* _Records for the task_:
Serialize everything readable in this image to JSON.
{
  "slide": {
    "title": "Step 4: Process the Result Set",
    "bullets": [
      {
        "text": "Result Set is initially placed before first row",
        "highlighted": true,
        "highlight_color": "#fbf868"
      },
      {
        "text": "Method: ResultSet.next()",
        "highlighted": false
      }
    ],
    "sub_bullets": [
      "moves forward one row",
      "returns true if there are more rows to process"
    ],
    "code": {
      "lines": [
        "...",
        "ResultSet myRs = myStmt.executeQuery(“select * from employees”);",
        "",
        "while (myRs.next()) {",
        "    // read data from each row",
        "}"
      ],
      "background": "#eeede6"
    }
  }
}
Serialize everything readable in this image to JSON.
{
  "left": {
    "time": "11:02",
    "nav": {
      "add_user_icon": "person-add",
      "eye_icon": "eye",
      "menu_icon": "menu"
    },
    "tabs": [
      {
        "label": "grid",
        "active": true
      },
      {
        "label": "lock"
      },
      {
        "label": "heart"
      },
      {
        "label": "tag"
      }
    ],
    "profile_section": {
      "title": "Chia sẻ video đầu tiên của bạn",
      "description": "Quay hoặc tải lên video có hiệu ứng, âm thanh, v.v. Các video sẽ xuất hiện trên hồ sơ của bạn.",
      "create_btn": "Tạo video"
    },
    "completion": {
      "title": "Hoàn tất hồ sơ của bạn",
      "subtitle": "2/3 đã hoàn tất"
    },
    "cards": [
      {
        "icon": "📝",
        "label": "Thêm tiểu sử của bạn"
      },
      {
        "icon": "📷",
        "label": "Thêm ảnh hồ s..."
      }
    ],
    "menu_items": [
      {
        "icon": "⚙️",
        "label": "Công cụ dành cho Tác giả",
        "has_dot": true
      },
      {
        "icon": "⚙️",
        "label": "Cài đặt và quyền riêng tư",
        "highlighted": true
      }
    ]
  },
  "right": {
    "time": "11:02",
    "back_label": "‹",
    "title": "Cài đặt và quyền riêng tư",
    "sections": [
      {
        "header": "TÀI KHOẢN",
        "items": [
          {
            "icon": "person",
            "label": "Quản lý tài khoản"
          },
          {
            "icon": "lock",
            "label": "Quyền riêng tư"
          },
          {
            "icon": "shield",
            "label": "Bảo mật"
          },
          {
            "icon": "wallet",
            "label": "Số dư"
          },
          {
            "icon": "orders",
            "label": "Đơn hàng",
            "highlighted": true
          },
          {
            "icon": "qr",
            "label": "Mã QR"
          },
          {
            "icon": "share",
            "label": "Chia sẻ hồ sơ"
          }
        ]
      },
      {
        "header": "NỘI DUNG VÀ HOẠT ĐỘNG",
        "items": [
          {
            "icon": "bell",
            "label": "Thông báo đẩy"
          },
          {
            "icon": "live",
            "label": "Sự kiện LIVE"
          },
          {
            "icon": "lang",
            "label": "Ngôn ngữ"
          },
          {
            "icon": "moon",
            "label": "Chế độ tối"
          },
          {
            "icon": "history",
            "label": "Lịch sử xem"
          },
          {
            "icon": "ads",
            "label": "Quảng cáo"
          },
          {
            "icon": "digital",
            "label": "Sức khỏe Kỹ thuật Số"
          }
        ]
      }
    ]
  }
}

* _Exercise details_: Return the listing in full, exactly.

* _Solution for this task_:
Serialize everything readable in this image to JSON.
{
  "slide": {
    "title": "Step 4: Process the Result Set",
    "bullets": [
      {
        "text": "Result Set is initially placed before first row",
        "highlighted": true,
        "highlight_color": "#fbf868"
      },
      {
        "text": "Method: ResultSet.next()",
        "highlighted": false
      }
    ],
    "sub_bullets": [
      "moves forward one row",
      "returns true if there are more rows to process"
    ],
    "code": {
      "lines": [
        "...",
        "ResultSet myRs = myStmt.executeQuery(“select * from employees”);",
        "",
        "while (myRs.next()) {",
        "    // read data from each row",
        "}"
      ],
      "background": "#eeede6"
    }
  }
}
Serialize everything readable in this image to JSON.
{
  "left": {
    "time": "11:02",
    "nav": {
      "add_user_icon": "person-add",
      "eye_icon": "eye",
      "menu_icon": "menu"
    },
    "tabs": [
      {
        "label": "grid",
        "active": true
      },
      {
        "label": "lock"
      },
      {
        "label": "heart"
      },
      {
        "label": "tag"
      }
    ],
    "profile_section": {
      "title": "Chia sẻ video đầu tiên của bạn",
      "description": "Quay hoặc tải lên video có hiệu ứng, âm thanh, v.v. Các video sẽ xuất hiện trên hồ sơ của bạn.",
      "create_btn": "Tạo video"
    },
    "completion": {
      "title": "Hoàn tất hồ sơ của bạn",
      "subtitle": "2/3 đã hoàn tất"
    },
    "cards": [
      {
        "icon": "📝",
        "label": "Thêm tiểu sử của bạn"
      },
      {
        "icon": "📷",
        "label": "Thêm ảnh hồ s..."
      }
    ],
    "menu_items": [
      {
        "icon": "⚙️",
        "label": "Công cụ dành cho Tác giả",
        "has_dot": true
      },
      {
        "icon": "⚙️",
        "label": "Cài đặt và quyền riêng tư",
        "highlighted": true
      }
    ]
  },
  "right": {
    "time": "11:02",
    "back_label": "‹",
    "title": "Cài đặt và quyền riêng tư",
    "sections": [
      {
        "header": "TÀI KHOẢN",
        "items": [
          {
            "icon": "person",
            "label": "Quản lý tài khoản"
          },
          {
            "icon": "lock",
            "label": "Quyền riêng tư"
          },
          {
            "icon": "shield",
            "label": "Bảo mật"
          },
          {
            "icon": "wallet",
            "label": "Số dư"
          },
          {
            "icon": "orders",
            "label": "Đơn hàng",
            "highlighted": true
          },
          {
            "icon": "qr",
            "label": "Mã QR"
          },
          {
            "icon": "share",
            "label": "Chia sẻ hồ sơ"
          }
        ]
      },
      {
        "header": "NỘI DUNG VÀ HOẠT ĐỘNG",
        "items": [
          {
            "icon": "bell",
            "label": "Thông báo đẩy"
          },
          {
            "icon": "live",
            "label": "Sự kiện LIVE"
          },
          {
            "icon": "lang",
            "label": "Ngôn ngữ"
          },
          {
            "icon": "moon",
            "label": "Chế độ tối"
          },
          {
            "icon": "history",
            "label": "Lịch sử xem"
          },
          {
            "icon": "ads",
            "label": "Quảng cáo"
          },
          {
            "icon": "digital",
            "label": "Sức khỏe Kỹ thuật Số"
          }
        ]
      }
    ]
  }
}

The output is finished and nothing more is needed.